Named after the late Nathan Phillips, Toronto's "Mayor to all the people," this architectural delight is located at the foot of City Hall. It is the focal point for many events throughout the year, including the First Night Toronto festival every New Year's Eve. During the summer it is home to many outdoor entertainers and live bands.
A landmark for the 21st Century, the Absolute World complex is an eye-catching addition to Mississauga's skyline. Following an international competition among several design firms, the winning Beijing-based MAD firm won the bid. Known for its unique twisting architecture, the towers spiral from base to top in a dizzying pattern, with the larger tower twisting at 209 degrees from the bottom of the building. Interestingly, the towers have been labeled 'Marilyn Monroe' by locals due to its voluptuous hourglass shape.
Toronto Heli Tours are helicopter services that provide one with stunning aerial tours of various landmarks and areas in and around Toronto. Their copters can seat three visitors at a time, and one can go for their general admission tours alone, in pairs or in threes. They also have bookings, where one can book a copter exclusively, ideal for a romantic date or special occasion. On the tour, one can see fly close to iconic Toronto skyscrapers, Lake Ontario, Humber Bay, as well as the parks nearby.
You will be compelled to stop in your tracks when you see the Toronto's Half House on the St Patrick Street. A 19th-century, Victorian structure with just one-half visible, the other half of Toronto's Half House was torn down in the 20th Century by a real estate company. Owning to disputes between the owner and the development company, this house was torn in the most awkward fashion while its neighbor's building was being demolished. Sliced exactly in half, the wall that you see was a division separating the bedrooms. Legal tiffs aside, this place is a must-visit if you wish to spot something eccentric and capture it on your camera's lens.
Soldiers Tower is a Gothic Revival bell tower and clock at the University of Toronto constructed in memory of the members of the university who lost their lives in the World Wars. The tower is 143 feet (43.6 meters) tall and has a carillon of 51 bells. The structure has 12 window panels of stained glass and 8 small ones dedicated to students who lost their lives. The museum within the tower showcases medals, photographs and several other memorabilia. The Memorial Room has a stone-carved memorial for each of the carillon of bells.

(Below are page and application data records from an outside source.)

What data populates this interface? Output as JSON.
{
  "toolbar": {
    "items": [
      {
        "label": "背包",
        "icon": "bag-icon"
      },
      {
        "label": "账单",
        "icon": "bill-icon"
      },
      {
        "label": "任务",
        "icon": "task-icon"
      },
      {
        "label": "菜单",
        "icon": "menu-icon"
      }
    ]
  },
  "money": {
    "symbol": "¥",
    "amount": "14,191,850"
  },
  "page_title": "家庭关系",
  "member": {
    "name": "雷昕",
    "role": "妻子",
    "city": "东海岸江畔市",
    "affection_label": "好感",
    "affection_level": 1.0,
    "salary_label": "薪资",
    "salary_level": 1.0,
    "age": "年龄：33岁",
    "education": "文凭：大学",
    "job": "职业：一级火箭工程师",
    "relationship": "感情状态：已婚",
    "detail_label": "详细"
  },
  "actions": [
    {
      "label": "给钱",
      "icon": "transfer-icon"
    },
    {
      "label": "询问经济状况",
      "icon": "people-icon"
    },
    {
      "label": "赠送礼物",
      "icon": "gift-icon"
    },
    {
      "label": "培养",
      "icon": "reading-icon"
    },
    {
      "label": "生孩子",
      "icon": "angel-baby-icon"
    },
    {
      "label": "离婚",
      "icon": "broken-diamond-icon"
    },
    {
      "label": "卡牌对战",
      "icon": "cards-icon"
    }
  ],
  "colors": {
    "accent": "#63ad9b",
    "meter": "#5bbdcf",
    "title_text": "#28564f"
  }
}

The Mississauga Celebration Square is situated next to the Mississauga City Hall. This venue is the perfect spot to enjoy some sunshine in the afternoons or catch a free film screening, concert or festival in the evenings. You can sign up for fitness classes, enjoy culinary events, farmer's markets and more. The square's permanent stage has hosted several local musicians and dancers of all genres, from hip hop to Bollywood. The Canada Day and New Year's festivities are celebrated with plenty of events and live shows. The square doubles up as an outdoor ski rink in the winter months. This is a must-visit while in the city; it is a true cultural hub.
An ancient rock in the city of Toronto, The Yorkville Rock is the sole remainder of the mountain range that once ran through the country. Found in Toronto's Yorkville Park, the rock is now considered a work of modern art, owing to the efforts taken to place each fragment in perfect position, to give the rock its original shape. While the rock itself might not be much to look at, the story behind it getting to this location is what makes it intriguing.
A famous attraction in the city, the Little Glenn is a bronze statue of a working-class boy pulling a stone obelisk on his four wheel cart. The obelisk has 'To serve and protect', the motto of the police force of Toronto engraved on it. The statue is situated in front of the Metro Toronto Police Headquarters.
Dedicated to the War veterans of Ontario, the Ontario Veterans Memorial stands 30 meters high (98 feet) tall and is made of granite. On the granite are inscriptions from Jane Urquhart, author and military historian, Jack Granatstein. There are scenes of the Canadian military roles in peace and during war.
In its belief in the Almighty and the Biblical authority, the Metrolpolitan United Church is very much like any other church. However, the interpretation of the divine teachings and God is where the church differs from others. A whole new approach to the concepts of Baptism, Sacraments and the Bible etc. sets it apart. While being involved in the betterment of the community, the church also aims at molding the future generation. Throughout the week the church holds recitals and prayer meetings. The Volunteer Lounge within the church is a venue let out for meetings.